Wednesday, September 19, 2007

Machen and Mclaren on gospels old and new

Yesterday Tim Challies posted some commentary and analysis on a chapter from Brian McLaren's forthcoming book Everything Must Change. It is well worth a read, so if you haven't seen you can find it here. According to Tim the chapter is a study of contrasts between the gospel as misunderstood by Protestant theology, or the "conventional view," and as understood and set forth by McLaren.

As you would expect this comparison places each view in sharp relief and invites mutual critique. Before doing this it is worth asking to what extent either view has been accurately described, and also whether the two views are totally antithetical at every point. Or, in other words, are we being presented with false alternatives? Must the affirmation of one view also entail the total denial of the other view? McLaren is not known for fair descriptions of the theological views that he rejects.

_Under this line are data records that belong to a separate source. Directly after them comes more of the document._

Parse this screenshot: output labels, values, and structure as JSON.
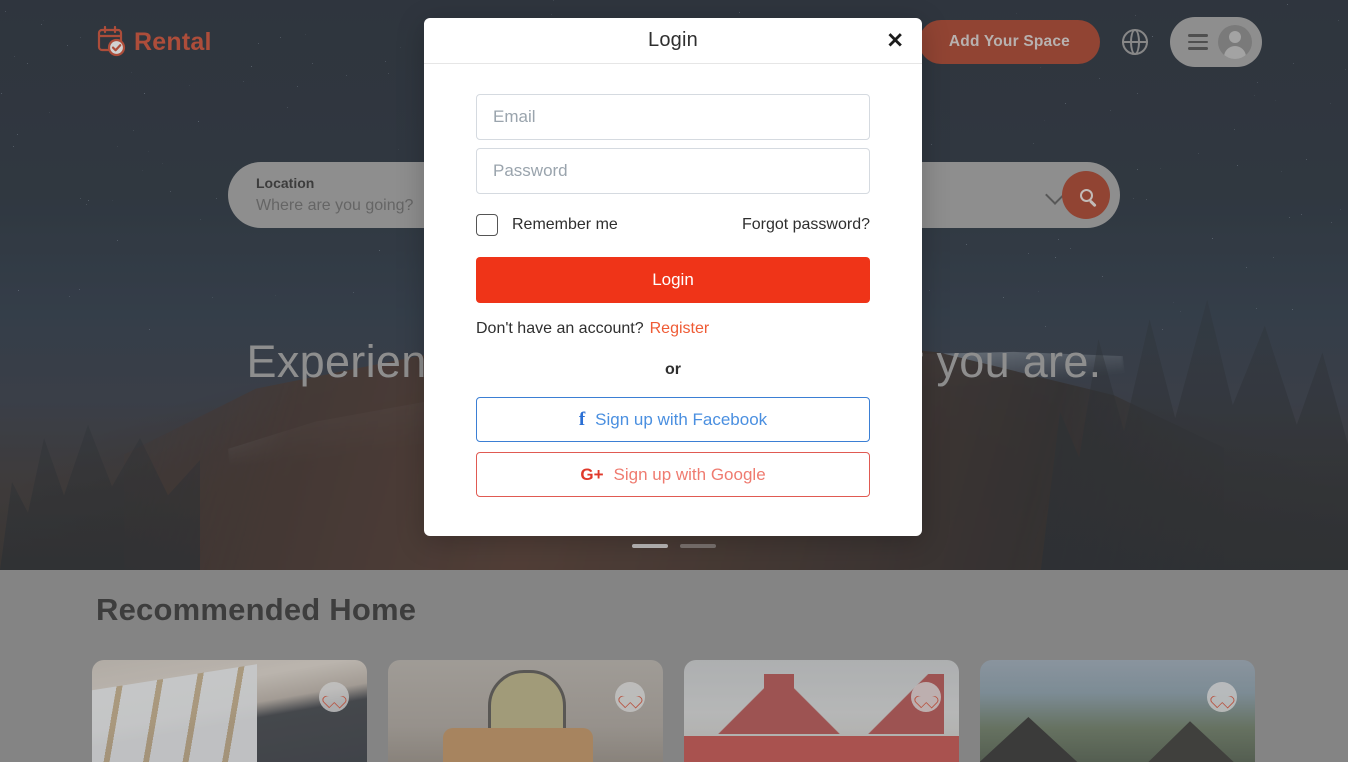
{
  "header": {
    "logo_text": "Rental",
    "logo_icon": "calendar-check-icon",
    "add_space_label": "Add Your Space",
    "globe_icon": "globe-icon",
    "menu_icon": "hamburger-icon",
    "avatar_icon": "user-avatar-icon",
    "accent_color": "#9e2a10",
    "logo_color": "#c8381a"
  },
  "search": {
    "location_label": "Location",
    "location_placeholder": "Where are you going?",
    "chevron_icon": "chevron-down-icon",
    "search_icon": "search-icon"
  },
  "hero": {
    "headline": "Experiences that match wherever you are.",
    "dots": [
      {
        "active": true
      },
      {
        "active": false
      }
    ]
  },
  "section": {
    "title": "Recommended Home",
    "cards": [
      {
        "name": "attic-bedroom-card",
        "favorite_icon": "heart-icon"
      },
      {
        "name": "living-room-card",
        "favorite_icon": "heart-icon"
      },
      {
        "name": "red-roof-house-card",
        "favorite_icon": "heart-icon"
      },
      {
        "name": "mountain-cabin-card",
        "favorite_icon": "heart-icon"
      }
    ]
  },
  "modal": {
    "title": "Login",
    "close_label": "✕",
    "email_value": "",
    "email_placeholder": "Email",
    "password_value": "",
    "password_placeholder": "Password",
    "remember_label": "Remember me",
    "remember_checked": false,
    "forgot_label": "Forgot password?",
    "login_label": "Login",
    "login_button_color": "#ef3418",
    "register_prompt": "Don't have an account?",
    "register_label": "Register",
    "register_color": "#ef5b35",
    "or_label": "or",
    "facebook_label": "Sign up with Facebook",
    "facebook_glyph": "f",
    "facebook_color": "#3b7fd4",
    "google_label": "Sign up with Google",
    "google_glyph": "G+",
    "google_color": "#e05a52"
  }
}
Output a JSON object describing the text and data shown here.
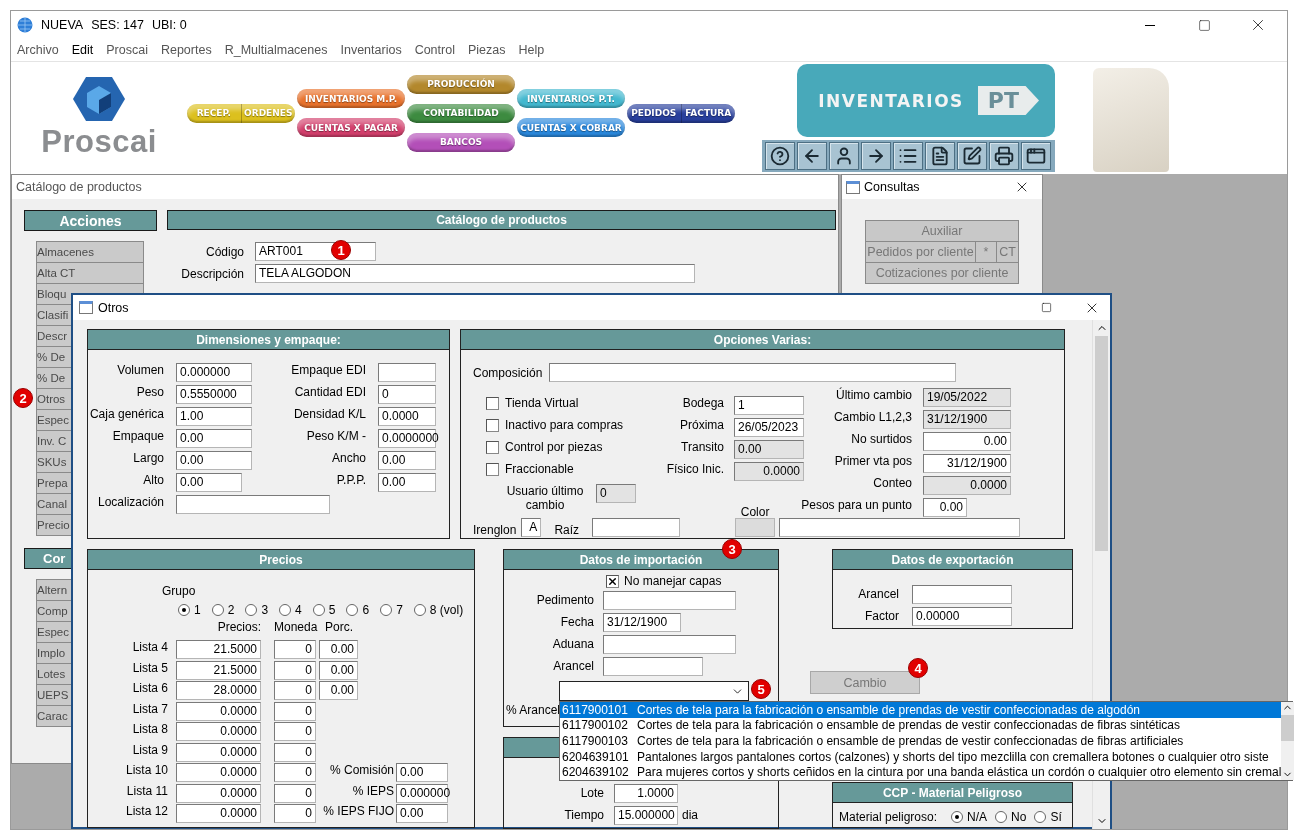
{
  "window": {
    "title": "NUEVA",
    "session": "SES: 147",
    "location": "UBI: 0"
  },
  "menu": [
    {
      "label": "Archivo",
      "disabled": true
    },
    {
      "label": "Edit",
      "disabled": false
    },
    {
      "label": "Proscai",
      "disabled": true
    },
    {
      "label": "Reportes",
      "disabled": true
    },
    {
      "label": "R_Multialmacenes",
      "disabled": true
    },
    {
      "label": "Inventarios",
      "disabled": true
    },
    {
      "label": "Control",
      "disabled": true
    },
    {
      "label": "Piezas",
      "disabled": true
    },
    {
      "label": "Help",
      "disabled": true
    }
  ],
  "logo": {
    "text": "Proscai"
  },
  "modules": [
    {
      "buttons": [
        {
          "labels": [
            "RECEP.",
            "ORDENES"
          ],
          "color": "#dcc01e"
        }
      ]
    },
    {
      "buttons": [
        {
          "labels": [
            "INVENTARIOS M.P."
          ],
          "color": "#e8722c"
        },
        {
          "labels": [
            "CUENTAS X PAGAR"
          ],
          "color": "#d23f6c"
        }
      ]
    },
    {
      "buttons": [
        {
          "labels": [
            "PRODUCCIÓN"
          ],
          "color": "#b3882c"
        },
        {
          "labels": [
            "CONTABILIDAD"
          ],
          "color": "#3d8b40"
        },
        {
          "labels": [
            "BANCOS"
          ],
          "color": "#b34fb8"
        }
      ]
    },
    {
      "buttons": [
        {
          "labels": [
            "INVENTARIOS P.T."
          ],
          "color": "#43b8cf"
        },
        {
          "labels": [
            "CUENTAS X COBRAR"
          ],
          "color": "#2a88dc"
        }
      ]
    },
    {
      "buttons": [
        {
          "labels": [
            "PEDIDOS",
            "FACTURA"
          ],
          "color": "#283f9c"
        }
      ]
    }
  ],
  "banner": {
    "title": "INVENTARIOS",
    "tag": "PT"
  },
  "catalog": {
    "title": "Catálogo de productos",
    "actions_header": "Acciones",
    "form_header": "Catálogo de productos",
    "actions": [
      {
        "label": "Almacenes"
      },
      {
        "label": "Alta CT"
      },
      {
        "label": "Bloqu"
      },
      {
        "label": "Clasifi"
      },
      {
        "label": "Descr"
      },
      {
        "label": "% De"
      },
      {
        "label": "% De"
      },
      {
        "label": "Otros",
        "badge": "2"
      },
      {
        "label": "Espec"
      },
      {
        "label": "Inv. C"
      },
      {
        "label": "SKUs"
      },
      {
        "label": "Prepa"
      },
      {
        "label": "Canal"
      },
      {
        "label": "Precio"
      }
    ],
    "second_header": "Cor",
    "second_actions": [
      {
        "label": "Altern"
      },
      {
        "label": "Comp"
      },
      {
        "label": "Espec"
      },
      {
        "label": "Implo"
      },
      {
        "label": "Lotes"
      },
      {
        "label": "UEPS"
      },
      {
        "label": "Carac"
      }
    ],
    "fields": [
      {
        "label": "Código",
        "value": "ART001",
        "badge": "1"
      },
      {
        "label": "Descripción",
        "value": "TELA ALGODON"
      }
    ]
  },
  "consultas": {
    "title": "Consultas",
    "rows": [
      [
        {
          "text": "Auxiliar"
        }
      ],
      [
        {
          "text": "Pedidos por cliente"
        },
        {
          "text": "*"
        },
        {
          "text": "CT"
        }
      ],
      [
        {
          "text": "Cotizaciones por cliente"
        }
      ]
    ]
  },
  "dialog": {
    "title": "Otros",
    "dimensions": {
      "title": "Dimensiones y empaque:",
      "left": [
        {
          "label": "Volumen",
          "value": "0.000000"
        },
        {
          "label": "Peso",
          "value": "0.5550000"
        },
        {
          "label": "Caja genérica",
          "value": "1.00"
        },
        {
          "label": "Empaque",
          "value": "0.00"
        },
        {
          "label": "Largo",
          "value": "0.00"
        },
        {
          "label": "Alto",
          "value": "0.00"
        }
      ],
      "right": [
        {
          "label": "Empaque EDI"
        },
        {
          "label": "Cantidad EDI",
          "value": "0"
        },
        {
          "label": "Densidad K/L",
          "value": "0.0000"
        },
        {
          "label": "Peso K/M -",
          "value": "0.0000000"
        },
        {
          "label": "Ancho",
          "value": "0.00"
        },
        {
          "label": "P.P.P.",
          "value": "0.00"
        }
      ],
      "location": {
        "label": "Localización"
      }
    },
    "options": {
      "title": "Opciones Varias:",
      "composition": {
        "label": "Composición"
      },
      "checks": [
        {
          "label": "Tienda Virtual",
          "checked": false
        },
        {
          "label": "Inactivo para compras",
          "checked": false
        },
        {
          "label": "Control por piezas",
          "checked": false
        },
        {
          "label": "Fraccionable",
          "checked": false
        }
      ],
      "user": {
        "label": "Usuario último cambio",
        "value": "0",
        "disabled": true
      },
      "middle": [
        {
          "label": "Bodega",
          "value": "1",
          "disabled": false
        },
        {
          "label": "Próxima",
          "value": "26/05/2023",
          "disabled": false
        },
        {
          "label": "Transito",
          "value": "0.00",
          "disabled": true
        },
        {
          "label": "Físico Inic.",
          "value": "0.0000",
          "disabled": true
        }
      ],
      "right": [
        {
          "label": "Último cambio",
          "value": "19/05/2022",
          "disabled": true
        },
        {
          "label": "Cambio L1,2,3",
          "value": "31/12/1900",
          "disabled": true
        },
        {
          "label": "No surtidos",
          "value": "0.00",
          "disabled": false
        },
        {
          "label": "Primer vta pos",
          "value": "31/12/1900",
          "disabled": false
        },
        {
          "label": "Conteo",
          "value": "0.0000",
          "disabled": true
        },
        {
          "label": "Pesos para un punto",
          "value": "0.00",
          "disabled": false
        }
      ],
      "irenglon": {
        "label": "Irenglon",
        "value": "A"
      },
      "root": {
        "label": "Raíz"
      },
      "color": {
        "label": "Color",
        "disabled": true
      }
    },
    "prices": {
      "title": "Precios",
      "group_label": "Grupo",
      "groups": [
        {
          "label": "1",
          "selected": true
        },
        {
          "label": "2",
          "selected": false
        },
        {
          "label": "3",
          "selected": false
        },
        {
          "label": "4",
          "selected": false
        },
        {
          "label": "5",
          "selected": false
        },
        {
          "label": "6",
          "selected": false
        },
        {
          "label": "7",
          "selected": false
        },
        {
          "label": "8 (vol)",
          "selected": false
        }
      ],
      "columns": [
        "Precios:",
        "Moneda",
        "Porc."
      ],
      "rows": [
        {
          "label": "Lista 4",
          "price": "21.5000",
          "currency": "0",
          "percent": "0.00"
        },
        {
          "label": "Lista 5",
          "price": "21.5000",
          "currency": "0",
          "percent": "0.00"
        },
        {
          "label": "Lista 6",
          "price": "28.0000",
          "currency": "0",
          "percent": "0.00"
        },
        {
          "label": "Lista 7",
          "price": "0.0000",
          "currency": "0"
        },
        {
          "label": "Lista 8",
          "price": "0.0000",
          "currency": "0"
        },
        {
          "label": "Lista 9",
          "price": "0.0000",
          "currency": "0"
        },
        {
          "label": "Lista 10",
          "price": "0.0000",
          "currency": "0",
          "extra": {
            "label": "% Comisión",
            "value": "0.00"
          }
        },
        {
          "label": "Lista 11",
          "price": "0.0000",
          "currency": "0",
          "extra": {
            "label": "% IEPS",
            "value": "0.000000"
          }
        },
        {
          "label": "Lista 12",
          "price": "0.0000",
          "currency": "0",
          "extra": {
            "label": "% IEPS FIJO",
            "value": "0.00"
          }
        }
      ]
    },
    "import": {
      "title": "Datos de importación",
      "badge": "3",
      "no_layers": {
        "label": "No manejar capas",
        "checked": true
      },
      "fields": [
        {
          "label": "Pedimento"
        },
        {
          "label": "Fecha",
          "value": "31/12/1900"
        },
        {
          "label": "Aduana"
        },
        {
          "label": "Arancel"
        }
      ],
      "tariff": {
        "label": "% Arancel",
        "badge": "5",
        "expanded": true,
        "options": [
          {
            "code": "6117900101",
            "text": "Cortes de tela para la fabricación o ensamble de prendas de vestir confeccionadas de algodón",
            "selected": true
          },
          {
            "code": "6117900102",
            "text": "Cortes de tela para la fabricación o ensamble de prendas de vestir confeccionadas de fibras sintéticas",
            "selected": false
          },
          {
            "code": "6117900103",
            "text": "Cortes de tela para la fabricación o ensamble de prendas de vestir confeccionadas de fibras artificiales",
            "selected": false
          },
          {
            "code": "6204639101",
            "text": "Pantalones largos pantalones cortos (calzones) y shorts del tipo mezclilla con cremallera botones o cualquier otro siste",
            "selected": false
          },
          {
            "code": "6204639102",
            "text": "Para mujeres cortos y shorts ceñidos en la cintura por una banda elástica un cordón o cualquier otro elemento sin cremal",
            "selected": false
          }
        ]
      }
    },
    "lot": {
      "fields": [
        {
          "label": "Lote",
          "value": "1.0000"
        },
        {
          "label": "Tiempo",
          "value": "15.000000",
          "unit": "dia"
        }
      ]
    },
    "export": {
      "title": "Datos de exportación",
      "fields": [
        {
          "label": "Arancel"
        },
        {
          "label": "Factor",
          "value": "0.00000"
        }
      ]
    },
    "change_button": {
      "label": "Cambio",
      "disabled": true,
      "badge": "4"
    },
    "hazard": {
      "title": "CCP - Material Peligroso",
      "label": "Material peligroso:",
      "options": [
        {
          "label": "N/A",
          "selected": true
        },
        {
          "label": "No",
          "selected": false
        },
        {
          "label": "Sí",
          "selected": false
        }
      ]
    }
  }
}
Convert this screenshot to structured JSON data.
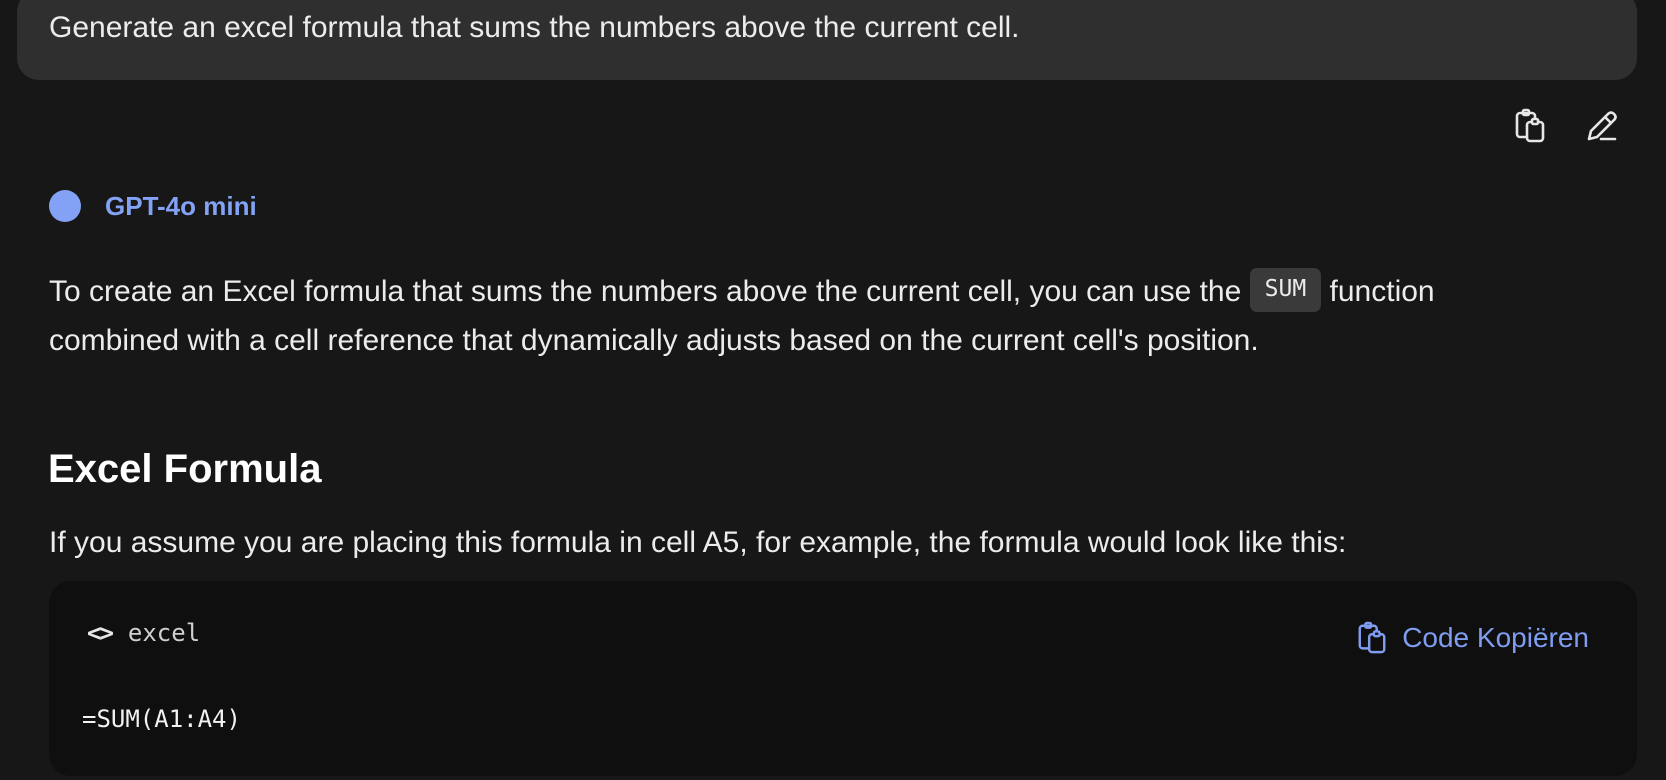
{
  "user_message": {
    "text": "Generate an excel formula that sums the numbers above the current cell."
  },
  "message_actions": {
    "copy_icon": "copy-icon",
    "edit_icon": "pencil-icon"
  },
  "assistant": {
    "model_name": "GPT-4o mini",
    "accent_color": "#84a2f5",
    "intro_line1_before": "To create an Excel formula that sums the numbers above the current cell, you can use the",
    "intro_code": "SUM",
    "intro_line1_after": "function",
    "intro_line2": "combined with a cell reference that dynamically adjusts based on the current cell's position.",
    "heading": "Excel Formula",
    "example_text": "If you assume you are placing this formula in cell A5, for example, the formula would look like this:"
  },
  "code_block": {
    "language": "excel",
    "lang_icon": "code-brackets-icon",
    "copy_label": "Code Kopiëren",
    "code": "=SUM(A1:A4)"
  }
}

The "conventional view," as outlined in the post, is somewhat caricatured by its otherworldliness and overweening individualism. The other view on offer is kingdom focussed and world transforming right now. The upshot is that, according to McLaren, “Jesus in the conventional view has little or nothing to say regarding the world’s global crises.”

McLaren's summary of the message of Jesus appears strong on the appeal to change our view of the world and to follow him, but short on an explanation of a gracious act of God in Christ to redeem lost sinners who would otherwise be inescapably lost. This is Jesus the Prophet, maybe even Jesus the King, but not really Jesus the Priest.

But perhaps, more pointedly, his alternative gospel is itself thoroughly individualistic. It is after all still a message transmitted by teaching and example that individuals must embrace for themselves if they are to benefit from it. The major difference, and what a difference it is, concerns the content of the message addressed to individuals and the impact that it makes. And at this point what is needed appears to be a change of heart, of perspective, of direction on our part; what is not needed is a change of status before God that the cross of Christ alone could achieve.

The two gospels differ radically in their assessment of the need of individuals and their standing before God. The old gospel called men to repent and believe, to willingly submit to Jesus as Lord, to live for his glory now and for eternity. It promised a new heart, and a new birth. But the old gospel also brought men and women face to face with their need to be right before God, and pointed exlusively to the Lord who died in the place of sinners and rose from the grave.

The implied contrast between these old and new gospels reminded me of some words penned by Gresham Machen in the 1920s. They give weight to the concern that McLaren's theology bears more than a passing resemblance to the old liberal gospel:
But if Christianity be directed toward another world, if it be a way by which individuals can escape from the present evil age to some better country, what becomes of "the social gospel"?

At this point is detected one of the most obvious lines of cleavage between Christianity and the liberal Church. The older evangelism, says the modern liberal preacher, sought to rescue individuals, while the newer evangelism seeks to transform the whole organism of society: the older evangelism was individual; the newer evangelism is social.

This formulation of the issue is not entirely correct, but it contains an element of truth...It rejects altogether any means of salvation which deals with men in a mass; it brings the individual face to face with his God. In that sense, it is true that Christianity is individualistic and not social.

But although Christianity is individualistic, it is not only individualistic. It provides fully for the social needs of man.

...the Christian man believes that there can be no applied Christianity unless there be "a Christianity to apply." That is where the Christian man differs from the modern liberal. The liberal believes that applied Christianity is all there is of Christianity, Christianity being merely a way of life; the Christian man believes that applied Christianity is the result of an initial act of God.

Thus there is an enormous difference between the modern liberal and the Christian man with reference to human institutions like the community and the state, and with reference to human efforts at applying the Golden Rule in industrial relationships.

The modern liberal believes that human nature as at present constituted can be molded by the principles of Jesus; the Christian man believes that evil can only be held in check and not destroyed by human institutions, and that there must be a transformation of human materials before any new building can be produced.
Gresham Machen, Christianity & Liberalism, p. 152, 154-6

1 comment:

Nomosian said...

Hi Martin - you might like to know that Machen's work from the quote above is available free in audio at

God bless!